High Acetaminophen Use Linked to Cancer Risk
Almost two-fold higher hematologic cancer risk with acetaminophen use for four or more years
TUESDAY, May 10 (HealthDay News) -- High use of acetaminophen for four or more days per week for four or more years is associated with an almost two-fold increased risk of incident hematologic malignancies other than chronic lymphocytic leukemia/small lymphocytic lymphoma (CLL/SLL), according to a study published online May 9 in the Journal of Clinical Oncology.

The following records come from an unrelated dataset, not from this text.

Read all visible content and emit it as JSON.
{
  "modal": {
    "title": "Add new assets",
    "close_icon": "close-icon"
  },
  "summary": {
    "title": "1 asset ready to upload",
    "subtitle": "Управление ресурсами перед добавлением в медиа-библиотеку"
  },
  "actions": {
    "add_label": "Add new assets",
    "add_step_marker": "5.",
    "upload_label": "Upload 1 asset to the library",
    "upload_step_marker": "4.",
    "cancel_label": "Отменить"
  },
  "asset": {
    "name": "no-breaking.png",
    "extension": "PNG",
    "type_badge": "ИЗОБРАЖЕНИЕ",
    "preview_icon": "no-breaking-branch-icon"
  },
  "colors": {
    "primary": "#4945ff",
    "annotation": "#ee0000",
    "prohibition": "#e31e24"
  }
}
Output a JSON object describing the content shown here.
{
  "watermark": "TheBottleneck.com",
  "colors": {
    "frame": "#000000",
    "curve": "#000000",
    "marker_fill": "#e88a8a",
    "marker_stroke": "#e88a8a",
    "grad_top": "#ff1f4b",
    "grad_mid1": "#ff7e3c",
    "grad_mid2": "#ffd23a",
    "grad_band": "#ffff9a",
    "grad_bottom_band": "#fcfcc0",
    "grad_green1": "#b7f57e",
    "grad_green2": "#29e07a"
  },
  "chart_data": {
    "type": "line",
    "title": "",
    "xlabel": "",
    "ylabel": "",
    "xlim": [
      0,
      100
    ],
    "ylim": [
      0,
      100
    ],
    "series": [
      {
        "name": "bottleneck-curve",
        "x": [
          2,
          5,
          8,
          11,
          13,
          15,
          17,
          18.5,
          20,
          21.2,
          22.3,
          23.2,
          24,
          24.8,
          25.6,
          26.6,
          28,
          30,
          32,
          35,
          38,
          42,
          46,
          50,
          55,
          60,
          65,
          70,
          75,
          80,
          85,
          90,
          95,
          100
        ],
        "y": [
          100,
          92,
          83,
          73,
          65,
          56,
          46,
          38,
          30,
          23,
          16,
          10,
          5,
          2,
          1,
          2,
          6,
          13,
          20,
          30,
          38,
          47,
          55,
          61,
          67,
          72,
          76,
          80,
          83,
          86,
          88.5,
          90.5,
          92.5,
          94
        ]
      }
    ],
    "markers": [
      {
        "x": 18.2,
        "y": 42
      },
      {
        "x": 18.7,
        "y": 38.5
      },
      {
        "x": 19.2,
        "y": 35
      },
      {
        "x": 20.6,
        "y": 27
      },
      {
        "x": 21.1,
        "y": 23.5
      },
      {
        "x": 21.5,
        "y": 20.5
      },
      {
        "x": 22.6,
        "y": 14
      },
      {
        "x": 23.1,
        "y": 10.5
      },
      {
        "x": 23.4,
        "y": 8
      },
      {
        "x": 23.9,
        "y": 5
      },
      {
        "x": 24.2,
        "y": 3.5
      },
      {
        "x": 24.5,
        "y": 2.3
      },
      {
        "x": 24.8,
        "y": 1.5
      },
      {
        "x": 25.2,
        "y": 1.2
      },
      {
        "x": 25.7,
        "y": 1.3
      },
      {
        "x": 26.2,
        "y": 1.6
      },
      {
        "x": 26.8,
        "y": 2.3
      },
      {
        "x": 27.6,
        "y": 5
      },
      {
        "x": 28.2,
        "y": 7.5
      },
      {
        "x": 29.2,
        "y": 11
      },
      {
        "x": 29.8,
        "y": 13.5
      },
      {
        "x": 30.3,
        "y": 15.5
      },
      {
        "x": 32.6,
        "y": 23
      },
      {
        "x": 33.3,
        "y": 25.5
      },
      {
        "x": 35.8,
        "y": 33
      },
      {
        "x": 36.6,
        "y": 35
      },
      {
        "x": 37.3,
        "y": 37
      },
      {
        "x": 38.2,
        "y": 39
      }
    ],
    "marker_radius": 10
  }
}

Roland B. Walter, M.D., Ph.D., from the Fred Hutchinson Cancer Research Center in Seattle, and colleagues examined the association of aspirin, nonaspirin nonsteroidal anti-inflammatory drugs (NSAIDs), and acetaminophen use with incident hematologic malignancies in 64,839 men and women aged 50 to 76 years who were recruited into the Vitamins and Lifestyle study from 2000 to 2002. A total of 577 hematologic malignancies were identified through 2008, and after adjusting for all variables, hazard ratios (HRs) associated with the use of analgesics for total incident hematologic malignancies and cancer subcategories were estimated.
The investigators found that, after adjusting for variables, high use of acetaminophen for four or more days per week for four or more years was correlated with an increased risk of incident hematologic malignancies (HR, 1.84), including myeloid neoplasms (HR, 2.26), non-Hodgkin's lymphomas (HR, 1.81), and plasma cell disorders (HR, 2.42), but not CLL/SLL. The risk of incident hematologic malignancies was not associated with increased use of aspirin, nonaspirin NSAIDs, or ibuprofen.
"High use of acetaminophen was associated with increased risk of incident hematologic malignancies other than CLL/SLL, with an almost two-fold risk for use at least four days/week for at least four years," the authors write.